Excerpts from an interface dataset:
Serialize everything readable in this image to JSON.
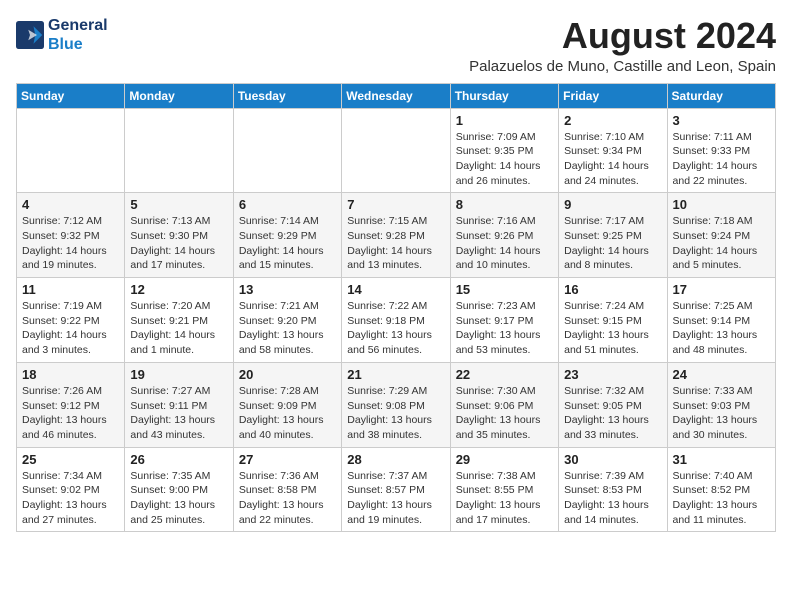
{
  "header": {
    "logo_line1": "General",
    "logo_line2": "Blue",
    "month_year": "August 2024",
    "location": "Palazuelos de Muno, Castille and Leon, Spain"
  },
  "columns": [
    "Sunday",
    "Monday",
    "Tuesday",
    "Wednesday",
    "Thursday",
    "Friday",
    "Saturday"
  ],
  "weeks": [
    [
      {
        "day": "",
        "info": ""
      },
      {
        "day": "",
        "info": ""
      },
      {
        "day": "",
        "info": ""
      },
      {
        "day": "",
        "info": ""
      },
      {
        "day": "1",
        "info": "Sunrise: 7:09 AM\nSunset: 9:35 PM\nDaylight: 14 hours\nand 26 minutes."
      },
      {
        "day": "2",
        "info": "Sunrise: 7:10 AM\nSunset: 9:34 PM\nDaylight: 14 hours\nand 24 minutes."
      },
      {
        "day": "3",
        "info": "Sunrise: 7:11 AM\nSunset: 9:33 PM\nDaylight: 14 hours\nand 22 minutes."
      }
    ],
    [
      {
        "day": "4",
        "info": "Sunrise: 7:12 AM\nSunset: 9:32 PM\nDaylight: 14 hours\nand 19 minutes."
      },
      {
        "day": "5",
        "info": "Sunrise: 7:13 AM\nSunset: 9:30 PM\nDaylight: 14 hours\nand 17 minutes."
      },
      {
        "day": "6",
        "info": "Sunrise: 7:14 AM\nSunset: 9:29 PM\nDaylight: 14 hours\nand 15 minutes."
      },
      {
        "day": "7",
        "info": "Sunrise: 7:15 AM\nSunset: 9:28 PM\nDaylight: 14 hours\nand 13 minutes."
      },
      {
        "day": "8",
        "info": "Sunrise: 7:16 AM\nSunset: 9:26 PM\nDaylight: 14 hours\nand 10 minutes."
      },
      {
        "day": "9",
        "info": "Sunrise: 7:17 AM\nSunset: 9:25 PM\nDaylight: 14 hours\nand 8 minutes."
      },
      {
        "day": "10",
        "info": "Sunrise: 7:18 AM\nSunset: 9:24 PM\nDaylight: 14 hours\nand 5 minutes."
      }
    ],
    [
      {
        "day": "11",
        "info": "Sunrise: 7:19 AM\nSunset: 9:22 PM\nDaylight: 14 hours\nand 3 minutes."
      },
      {
        "day": "12",
        "info": "Sunrise: 7:20 AM\nSunset: 9:21 PM\nDaylight: 14 hours\nand 1 minute."
      },
      {
        "day": "13",
        "info": "Sunrise: 7:21 AM\nSunset: 9:20 PM\nDaylight: 13 hours\nand 58 minutes."
      },
      {
        "day": "14",
        "info": "Sunrise: 7:22 AM\nSunset: 9:18 PM\nDaylight: 13 hours\nand 56 minutes."
      },
      {
        "day": "15",
        "info": "Sunrise: 7:23 AM\nSunset: 9:17 PM\nDaylight: 13 hours\nand 53 minutes."
      },
      {
        "day": "16",
        "info": "Sunrise: 7:24 AM\nSunset: 9:15 PM\nDaylight: 13 hours\nand 51 minutes."
      },
      {
        "day": "17",
        "info": "Sunrise: 7:25 AM\nSunset: 9:14 PM\nDaylight: 13 hours\nand 48 minutes."
      }
    ],
    [
      {
        "day": "18",
        "info": "Sunrise: 7:26 AM\nSunset: 9:12 PM\nDaylight: 13 hours\nand 46 minutes."
      },
      {
        "day": "19",
        "info": "Sunrise: 7:27 AM\nSunset: 9:11 PM\nDaylight: 13 hours\nand 43 minutes."
      },
      {
        "day": "20",
        "info": "Sunrise: 7:28 AM\nSunset: 9:09 PM\nDaylight: 13 hours\nand 40 minutes."
      },
      {
        "day": "21",
        "info": "Sunrise: 7:29 AM\nSunset: 9:08 PM\nDaylight: 13 hours\nand 38 minutes."
      },
      {
        "day": "22",
        "info": "Sunrise: 7:30 AM\nSunset: 9:06 PM\nDaylight: 13 hours\nand 35 minutes."
      },
      {
        "day": "23",
        "info": "Sunrise: 7:32 AM\nSunset: 9:05 PM\nDaylight: 13 hours\nand 33 minutes."
      },
      {
        "day": "24",
        "info": "Sunrise: 7:33 AM\nSunset: 9:03 PM\nDaylight: 13 hours\nand 30 minutes."
      }
    ],
    [
      {
        "day": "25",
        "info": "Sunrise: 7:34 AM\nSunset: 9:02 PM\nDaylight: 13 hours\nand 27 minutes."
      },
      {
        "day": "26",
        "info": "Sunrise: 7:35 AM\nSunset: 9:00 PM\nDaylight: 13 hours\nand 25 minutes."
      },
      {
        "day": "27",
        "info": "Sunrise: 7:36 AM\nSunset: 8:58 PM\nDaylight: 13 hours\nand 22 minutes."
      },
      {
        "day": "28",
        "info": "Sunrise: 7:37 AM\nSunset: 8:57 PM\nDaylight: 13 hours\nand 19 minutes."
      },
      {
        "day": "29",
        "info": "Sunrise: 7:38 AM\nSunset: 8:55 PM\nDaylight: 13 hours\nand 17 minutes."
      },
      {
        "day": "30",
        "info": "Sunrise: 7:39 AM\nSunset: 8:53 PM\nDaylight: 13 hours\nand 14 minutes."
      },
      {
        "day": "31",
        "info": "Sunrise: 7:40 AM\nSunset: 8:52 PM\nDaylight: 13 hours\nand 11 minutes."
      }
    ]
  ]
}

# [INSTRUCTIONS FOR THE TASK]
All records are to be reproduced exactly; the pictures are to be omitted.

# [ANSWER TO THE EXERCISE]
Serialize everything readable in this image to JSON.
{
  "header": {
    "logo_line1": "General",
    "logo_line2": "Blue",
    "month_year": "August 2024",
    "location": "Palazuelos de Muno, Castille and Leon, Spain"
  },
  "columns": [
    "Sunday",
    "Monday",
    "Tuesday",
    "Wednesday",
    "Thursday",
    "Friday",
    "Saturday"
  ],
  "weeks": [
    [
      {
        "day": "",
        "info": ""
      },
      {
        "day": "",
        "info": ""
      },
      {
        "day": "",
        "info": ""
      },
      {
        "day": "",
        "info": ""
      },
      {
        "day": "1",
        "info": "Sunrise: 7:09 AM\nSunset: 9:35 PM\nDaylight: 14 hours\nand 26 minutes."
      },
      {
        "day": "2",
        "info": "Sunrise: 7:10 AM\nSunset: 9:34 PM\nDaylight: 14 hours\nand 24 minutes."
      },
      {
        "day": "3",
        "info": "Sunrise: 7:11 AM\nSunset: 9:33 PM\nDaylight: 14 hours\nand 22 minutes."
      }
    ],
    [
      {
        "day": "4",
        "info": "Sunrise: 7:12 AM\nSunset: 9:32 PM\nDaylight: 14 hours\nand 19 minutes."
      },
      {
        "day": "5",
        "info": "Sunrise: 7:13 AM\nSunset: 9:30 PM\nDaylight: 14 hours\nand 17 minutes."
      },
      {
        "day": "6",
        "info": "Sunrise: 7:14 AM\nSunset: 9:29 PM\nDaylight: 14 hours\nand 15 minutes."
      },
      {
        "day": "7",
        "info": "Sunrise: 7:15 AM\nSunset: 9:28 PM\nDaylight: 14 hours\nand 13 minutes."
      },
      {
        "day": "8",
        "info": "Sunrise: 7:16 AM\nSunset: 9:26 PM\nDaylight: 14 hours\nand 10 minutes."
      },
      {
        "day": "9",
        "info": "Sunrise: 7:17 AM\nSunset: 9:25 PM\nDaylight: 14 hours\nand 8 minutes."
      },
      {
        "day": "10",
        "info": "Sunrise: 7:18 AM\nSunset: 9:24 PM\nDaylight: 14 hours\nand 5 minutes."
      }
    ],
    [
      {
        "day": "11",
        "info": "Sunrise: 7:19 AM\nSunset: 9:22 PM\nDaylight: 14 hours\nand 3 minutes."
      },
      {
        "day": "12",
        "info": "Sunrise: 7:20 AM\nSunset: 9:21 PM\nDaylight: 14 hours\nand 1 minute."
      },
      {
        "day": "13",
        "info": "Sunrise: 7:21 AM\nSunset: 9:20 PM\nDaylight: 13 hours\nand 58 minutes."
      },
      {
        "day": "14",
        "info": "Sunrise: 7:22 AM\nSunset: 9:18 PM\nDaylight: 13 hours\nand 56 minutes."
      },
      {
        "day": "15",
        "info": "Sunrise: 7:23 AM\nSunset: 9:17 PM\nDaylight: 13 hours\nand 53 minutes."
      },
      {
        "day": "16",
        "info": "Sunrise: 7:24 AM\nSunset: 9:15 PM\nDaylight: 13 hours\nand 51 minutes."
      },
      {
        "day": "17",
        "info": "Sunrise: 7:25 AM\nSunset: 9:14 PM\nDaylight: 13 hours\nand 48 minutes."
      }
    ],
    [
      {
        "day": "18",
        "info": "Sunrise: 7:26 AM\nSunset: 9:12 PM\nDaylight: 13 hours\nand 46 minutes."
      },
      {
        "day": "19",
        "info": "Sunrise: 7:27 AM\nSunset: 9:11 PM\nDaylight: 13 hours\nand 43 minutes."
      },
      {
        "day": "20",
        "info": "Sunrise: 7:28 AM\nSunset: 9:09 PM\nDaylight: 13 hours\nand 40 minutes."
      },
      {
        "day": "21",
        "info": "Sunrise: 7:29 AM\nSunset: 9:08 PM\nDaylight: 13 hours\nand 38 minutes."
      },
      {
        "day": "22",
        "info": "Sunrise: 7:30 AM\nSunset: 9:06 PM\nDaylight: 13 hours\nand 35 minutes."
      },
      {
        "day": "23",
        "info": "Sunrise: 7:32 AM\nSunset: 9:05 PM\nDaylight: 13 hours\nand 33 minutes."
      },
      {
        "day": "24",
        "info": "Sunrise: 7:33 AM\nSunset: 9:03 PM\nDaylight: 13 hours\nand 30 minutes."
      }
    ],
    [
      {
        "day": "25",
        "info": "Sunrise: 7:34 AM\nSunset: 9:02 PM\nDaylight: 13 hours\nand 27 minutes."
      },
      {
        "day": "26",
        "info": "Sunrise: 7:35 AM\nSunset: 9:00 PM\nDaylight: 13 hours\nand 25 minutes."
      },
      {
        "day": "27",
        "info": "Sunrise: 7:36 AM\nSunset: 8:58 PM\nDaylight: 13 hours\nand 22 minutes."
      },
      {
        "day": "28",
        "info": "Sunrise: 7:37 AM\nSunset: 8:57 PM\nDaylight: 13 hours\nand 19 minutes."
      },
      {
        "day": "29",
        "info": "Sunrise: 7:38 AM\nSunset: 8:55 PM\nDaylight: 13 hours\nand 17 minutes."
      },
      {
        "day": "30",
        "info": "Sunrise: 7:39 AM\nSunset: 8:53 PM\nDaylight: 13 hours\nand 14 minutes."
      },
      {
        "day": "31",
        "info": "Sunrise: 7:40 AM\nSunset: 8:52 PM\nDaylight: 13 hours\nand 11 minutes."
      }
    ]
  ]
}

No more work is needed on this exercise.